──────── ENTRIES PROVIDED ────────
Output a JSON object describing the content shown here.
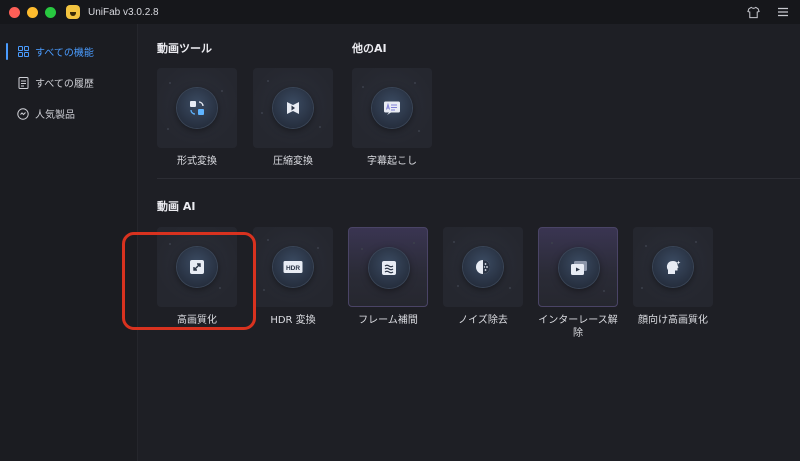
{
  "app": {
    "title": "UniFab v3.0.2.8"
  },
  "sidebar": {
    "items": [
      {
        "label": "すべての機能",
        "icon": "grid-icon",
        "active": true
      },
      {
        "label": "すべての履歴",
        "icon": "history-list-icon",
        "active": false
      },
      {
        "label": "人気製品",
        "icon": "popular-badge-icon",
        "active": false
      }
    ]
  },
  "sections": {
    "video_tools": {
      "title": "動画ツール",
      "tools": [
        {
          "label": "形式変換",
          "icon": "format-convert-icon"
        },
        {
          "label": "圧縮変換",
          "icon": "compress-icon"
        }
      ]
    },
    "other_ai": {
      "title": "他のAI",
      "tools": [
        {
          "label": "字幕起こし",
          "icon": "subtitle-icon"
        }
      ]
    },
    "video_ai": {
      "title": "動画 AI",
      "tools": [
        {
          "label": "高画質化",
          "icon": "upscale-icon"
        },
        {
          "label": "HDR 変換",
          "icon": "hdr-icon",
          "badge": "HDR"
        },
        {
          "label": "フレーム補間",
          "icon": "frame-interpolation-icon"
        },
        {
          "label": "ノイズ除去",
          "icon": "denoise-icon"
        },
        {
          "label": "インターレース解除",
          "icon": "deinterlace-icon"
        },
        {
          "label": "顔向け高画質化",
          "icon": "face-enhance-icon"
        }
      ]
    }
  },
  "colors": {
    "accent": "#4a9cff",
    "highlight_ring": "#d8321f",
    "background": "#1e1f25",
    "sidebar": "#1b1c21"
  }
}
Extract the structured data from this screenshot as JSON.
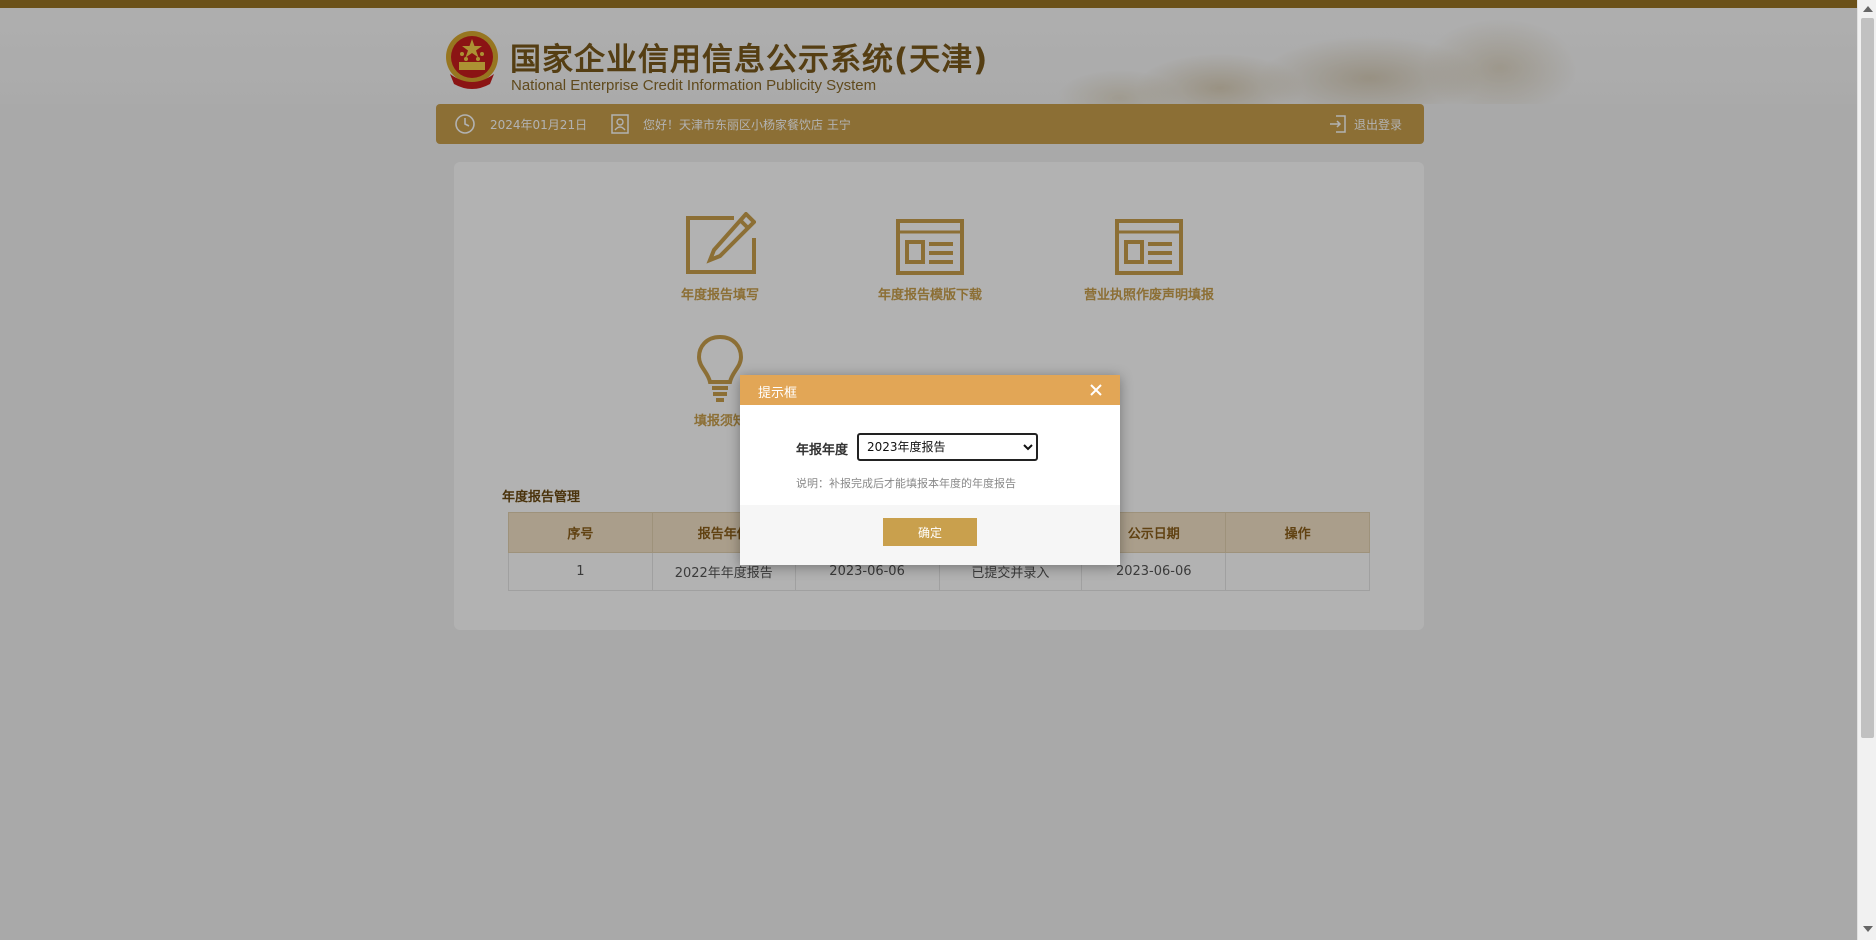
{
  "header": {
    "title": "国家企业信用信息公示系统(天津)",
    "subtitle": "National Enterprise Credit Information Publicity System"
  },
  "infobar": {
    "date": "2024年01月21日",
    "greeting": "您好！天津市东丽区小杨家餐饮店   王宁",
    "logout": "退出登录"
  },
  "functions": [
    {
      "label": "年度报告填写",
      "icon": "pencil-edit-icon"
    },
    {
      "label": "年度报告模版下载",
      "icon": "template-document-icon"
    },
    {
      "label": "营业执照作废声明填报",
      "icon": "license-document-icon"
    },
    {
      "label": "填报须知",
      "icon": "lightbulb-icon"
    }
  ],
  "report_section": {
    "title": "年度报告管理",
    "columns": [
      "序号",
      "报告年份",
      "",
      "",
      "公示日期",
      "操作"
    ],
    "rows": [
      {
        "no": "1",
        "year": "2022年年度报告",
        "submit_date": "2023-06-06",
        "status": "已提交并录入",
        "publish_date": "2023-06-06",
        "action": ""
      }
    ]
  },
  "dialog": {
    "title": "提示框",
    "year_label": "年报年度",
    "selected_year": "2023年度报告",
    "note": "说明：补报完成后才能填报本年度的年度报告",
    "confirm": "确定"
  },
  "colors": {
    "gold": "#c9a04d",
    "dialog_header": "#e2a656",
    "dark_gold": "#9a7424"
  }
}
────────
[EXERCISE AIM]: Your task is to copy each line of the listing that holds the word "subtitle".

[SOLVED PROBLEM]:
          "icon": "subtitle-icon"
    "subtitle": "National Enterprise Credit Information Publicity System"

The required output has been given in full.